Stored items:
"""
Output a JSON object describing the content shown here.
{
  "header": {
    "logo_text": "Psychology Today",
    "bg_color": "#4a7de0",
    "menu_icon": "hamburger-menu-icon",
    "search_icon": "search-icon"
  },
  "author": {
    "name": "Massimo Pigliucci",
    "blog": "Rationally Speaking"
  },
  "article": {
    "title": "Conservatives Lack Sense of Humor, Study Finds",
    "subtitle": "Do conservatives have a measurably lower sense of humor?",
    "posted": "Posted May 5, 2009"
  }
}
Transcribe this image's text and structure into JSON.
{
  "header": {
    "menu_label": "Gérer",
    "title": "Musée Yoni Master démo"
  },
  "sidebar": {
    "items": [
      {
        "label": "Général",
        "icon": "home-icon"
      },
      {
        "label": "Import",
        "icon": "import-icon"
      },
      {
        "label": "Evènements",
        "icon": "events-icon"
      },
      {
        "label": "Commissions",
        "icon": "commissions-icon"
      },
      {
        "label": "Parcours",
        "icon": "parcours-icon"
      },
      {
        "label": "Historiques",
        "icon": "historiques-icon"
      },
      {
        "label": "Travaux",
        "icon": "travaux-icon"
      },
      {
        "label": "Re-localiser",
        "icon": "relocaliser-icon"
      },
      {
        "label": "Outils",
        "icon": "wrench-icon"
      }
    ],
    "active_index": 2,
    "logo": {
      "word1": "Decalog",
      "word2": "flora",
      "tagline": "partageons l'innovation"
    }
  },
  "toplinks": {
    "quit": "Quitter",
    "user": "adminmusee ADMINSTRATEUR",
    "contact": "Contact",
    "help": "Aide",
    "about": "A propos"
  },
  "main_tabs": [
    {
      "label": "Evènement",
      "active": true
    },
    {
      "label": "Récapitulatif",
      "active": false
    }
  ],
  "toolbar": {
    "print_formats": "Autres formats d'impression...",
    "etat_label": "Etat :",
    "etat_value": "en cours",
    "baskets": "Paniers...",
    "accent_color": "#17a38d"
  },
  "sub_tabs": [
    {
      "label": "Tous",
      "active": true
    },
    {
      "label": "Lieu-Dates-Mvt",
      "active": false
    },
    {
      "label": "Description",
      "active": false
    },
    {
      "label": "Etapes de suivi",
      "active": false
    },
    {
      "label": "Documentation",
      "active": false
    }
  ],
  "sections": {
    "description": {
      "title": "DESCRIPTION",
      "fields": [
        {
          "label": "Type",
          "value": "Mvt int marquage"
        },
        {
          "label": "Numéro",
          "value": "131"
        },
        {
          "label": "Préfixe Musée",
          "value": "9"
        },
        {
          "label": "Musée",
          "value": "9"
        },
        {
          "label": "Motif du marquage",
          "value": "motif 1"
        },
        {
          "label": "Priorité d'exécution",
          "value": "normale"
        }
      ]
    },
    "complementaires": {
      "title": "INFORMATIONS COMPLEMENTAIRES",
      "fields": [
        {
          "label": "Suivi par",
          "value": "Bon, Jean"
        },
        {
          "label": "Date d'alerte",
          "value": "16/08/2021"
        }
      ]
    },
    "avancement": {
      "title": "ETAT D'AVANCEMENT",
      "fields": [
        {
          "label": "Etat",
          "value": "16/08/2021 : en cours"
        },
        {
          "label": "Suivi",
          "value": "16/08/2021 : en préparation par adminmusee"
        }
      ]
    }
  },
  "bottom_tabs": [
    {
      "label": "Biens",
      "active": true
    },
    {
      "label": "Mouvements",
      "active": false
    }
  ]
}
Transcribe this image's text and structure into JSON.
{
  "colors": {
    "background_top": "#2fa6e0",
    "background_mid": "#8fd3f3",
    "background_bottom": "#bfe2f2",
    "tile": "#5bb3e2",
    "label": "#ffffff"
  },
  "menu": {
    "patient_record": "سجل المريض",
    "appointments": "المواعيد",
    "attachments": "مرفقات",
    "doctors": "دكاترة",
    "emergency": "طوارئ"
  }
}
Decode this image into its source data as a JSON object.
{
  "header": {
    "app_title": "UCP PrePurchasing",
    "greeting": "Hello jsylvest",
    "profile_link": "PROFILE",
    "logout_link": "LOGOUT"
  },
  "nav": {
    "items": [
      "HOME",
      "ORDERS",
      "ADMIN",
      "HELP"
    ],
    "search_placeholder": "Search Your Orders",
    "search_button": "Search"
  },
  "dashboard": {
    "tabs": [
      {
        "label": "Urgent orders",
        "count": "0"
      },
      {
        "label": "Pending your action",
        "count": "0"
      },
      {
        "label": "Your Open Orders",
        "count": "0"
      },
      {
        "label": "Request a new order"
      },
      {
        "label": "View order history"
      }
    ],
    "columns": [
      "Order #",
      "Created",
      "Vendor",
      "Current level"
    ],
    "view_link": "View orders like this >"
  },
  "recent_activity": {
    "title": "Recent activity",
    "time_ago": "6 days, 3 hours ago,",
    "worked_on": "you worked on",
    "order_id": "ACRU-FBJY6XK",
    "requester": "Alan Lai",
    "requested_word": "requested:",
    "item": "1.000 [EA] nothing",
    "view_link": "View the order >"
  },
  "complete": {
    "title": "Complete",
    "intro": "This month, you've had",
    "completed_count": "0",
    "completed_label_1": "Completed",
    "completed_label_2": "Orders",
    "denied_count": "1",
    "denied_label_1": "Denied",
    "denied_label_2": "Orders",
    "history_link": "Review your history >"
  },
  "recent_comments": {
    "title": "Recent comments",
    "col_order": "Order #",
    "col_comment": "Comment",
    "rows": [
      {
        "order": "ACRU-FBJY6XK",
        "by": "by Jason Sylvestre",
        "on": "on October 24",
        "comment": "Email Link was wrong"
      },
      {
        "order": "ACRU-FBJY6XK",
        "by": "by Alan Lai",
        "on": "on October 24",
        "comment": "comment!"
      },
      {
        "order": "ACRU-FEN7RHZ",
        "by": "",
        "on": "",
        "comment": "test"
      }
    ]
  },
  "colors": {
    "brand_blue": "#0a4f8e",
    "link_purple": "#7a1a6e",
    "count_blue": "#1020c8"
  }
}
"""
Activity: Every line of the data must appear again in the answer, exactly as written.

Exercise answer:
Output a JSON object describing the content shown here.
{
  "header": {
    "logo_text": "Psychology Today",
    "bg_color": "#4a7de0",
    "menu_icon": "hamburger-menu-icon",
    "search_icon": "search-icon"
  },
  "author": {
    "name": "Massimo Pigliucci",
    "blog": "Rationally Speaking"
  },
  "article": {
    "title": "Conservatives Lack Sense of Humor, Study Finds",
    "subtitle": "Do conservatives have a measurably lower sense of humor?",
    "posted": "Posted May 5, 2009"
  }
}
Transcribe this image's text and structure into JSON.
{
  "header": {
    "menu_label": "Gérer",
    "title": "Musée Yoni Master démo"
  },
  "sidebar": {
    "items": [
      {
        "label": "Général",
        "icon": "home-icon"
      },
      {
        "label": "Import",
        "icon": "import-icon"
      },
      {
        "label": "Evènements",
        "icon": "events-icon"
      },
      {
        "label": "Commissions",
        "icon": "commissions-icon"
      },
      {
        "label": "Parcours",
        "icon": "parcours-icon"
      },
      {
        "label": "Historiques",
        "icon": "historiques-icon"
      },
      {
        "label": "Travaux",
        "icon": "travaux-icon"
      },
      {
        "label": "Re-localiser",
        "icon": "relocaliser-icon"
      },
      {
        "label": "Outils",
        "icon": "wrench-icon"
      }
    ],
    "active_index": 2,
    "logo": {
      "word1": "Decalog",
      "word2": "flora",
      "tagline": "partageons l'innovation"
    }
  },
  "toplinks": {
    "quit": "Quitter",
    "user": "adminmusee ADMINSTRATEUR",
    "contact": "Contact",
    "help": "Aide",
    "about": "A propos"
  },
  "main_tabs": [
    {
      "label": "Evènement",
      "active": true
    },
    {
      "label": "Récapitulatif",
      "active": false
    }
  ],
  "toolbar": {
    "print_formats": "Autres formats d'impression...",
    "etat_label": "Etat :",
    "etat_value": "en cours",
    "baskets": "Paniers...",
    "accent_color": "#17a38d"
  },
  "sub_tabs": [
    {
      "label": "Tous",
      "active": true
    },
    {
      "label": "Lieu-Dates-Mvt",
      "active": false
    },
    {
      "label": "Description",
      "active": false
    },
    {
      "label": "Etapes de suivi",
      "active": false
    },
    {
      "label": "Documentation",
      "active": false
    }
  ],
  "sections": {
    "description": {
      "title": "DESCRIPTION",
      "fields": [
        {
          "label": "Type",
          "value": "Mvt int marquage"
        },
        {
          "label": "Numéro",
          "value": "131"
        },
        {
          "label": "Préfixe Musée",
          "value": "9"
        },
        {
          "label": "Musée",
          "value": "9"
        },
        {
          "label": "Motif du marquage",
          "value": "motif 1"
        },
        {
          "label": "Priorité d'exécution",
          "value": "normale"
        }
      ]
    },
    "complementaires": {
      "title": "INFORMATIONS COMPLEMENTAIRES",
      "fields": [
        {
          "label": "Suivi par",
          "value": "Bon, Jean"
        },
        {
          "label": "Date d'alerte",
          "value": "16/08/2021"
        }
      ]
    },
    "avancement": {
      "title": "ETAT D'AVANCEMENT",
      "fields": [
        {
          "label": "Etat",
          "value": "16/08/2021 : en cours"
        },
        {
          "label": "Suivi",
          "value": "16/08/2021 : en préparation par adminmusee"
        }
      ]
    }
  },
  "bottom_tabs": [
    {
      "label": "Biens",
      "active": true
    },
    {
      "label": "Mouvements",
      "active": false
    }
  ]
}
Transcribe this image's text and structure into JSON.
{
  "colors": {
    "background_top": "#2fa6e0",
    "background_mid": "#8fd3f3",
    "background_bottom": "#bfe2f2",
    "tile": "#5bb3e2",
    "label": "#ffffff"
  },
  "menu": {
    "patient_record": "سجل المريض",
    "appointments": "المواعيد",
    "attachments": "مرفقات",
    "doctors": "دكاترة",
    "emergency": "طوارئ"
  }
}
Decode this image into its source data as a JSON object.
{
  "header": {
    "app_title": "UCP PrePurchasing",
    "greeting": "Hello jsylvest",
    "profile_link": "PROFILE",
    "logout_link": "LOGOUT"
  },
  "nav": {
    "items": [
      "HOME",
      "ORDERS",
      "ADMIN",
      "HELP"
    ],
    "search_placeholder": "Search Your Orders",
    "search_button": "Search"
  },
  "dashboard": {
    "tabs": [
      {
        "label": "Urgent orders",
        "count": "0"
      },
      {
        "label": "Pending your action",
        "count": "0"
      },
      {
        "label": "Your Open Orders",
        "count": "0"
      },
      {
        "label": "Request a new order"
      },
      {
        "label": "View order history"
      }
    ],
    "columns": [
      "Order #",
      "Created",
      "Vendor",
      "Current level"
    ],
    "view_link": "View orders like this >"
  },
  "recent_activity": {
    "title": "Recent activity",
    "time_ago": "6 days, 3 hours ago,",
    "worked_on": "you worked on",
    "order_id": "ACRU-FBJY6XK",
    "requester": "Alan Lai",
    "requested_word": "requested:",
    "item": "1.000 [EA] nothing",
    "view_link": "View the order >"
  },
  "complete": {
    "title": "Complete",
    "intro": "This month, you've had",
    "completed_count": "0",
    "completed_label_1": "Completed",
    "completed_label_2": "Orders",
    "denied_count": "1",
    "denied_label_1": "Denied",
    "denied_label_2": "Orders",
    "history_link": "Review your history >"
  },
  "recent_comments": {
    "title": "Recent comments",
    "col_order": "Order #",
    "col_comment": "Comment",
    "rows": [
      {
        "order": "ACRU-FBJY6XK",
        "by": "by Jason Sylvestre",
        "on": "on October 24",
        "comment": "Email Link was wrong"
      },
      {
        "order": "ACRU-FBJY6XK",
        "by": "by Alan Lai",
        "on": "on October 24",
        "comment": "comment!"
      },
      {
        "order": "ACRU-FEN7RHZ",
        "by": "",
        "on": "",
        "comment": "test"
      }
    ]
  },
  "colors": {
    "brand_blue": "#0a4f8e",
    "link_purple": "#7a1a6e",
    "count_blue": "#1020c8"
  }
}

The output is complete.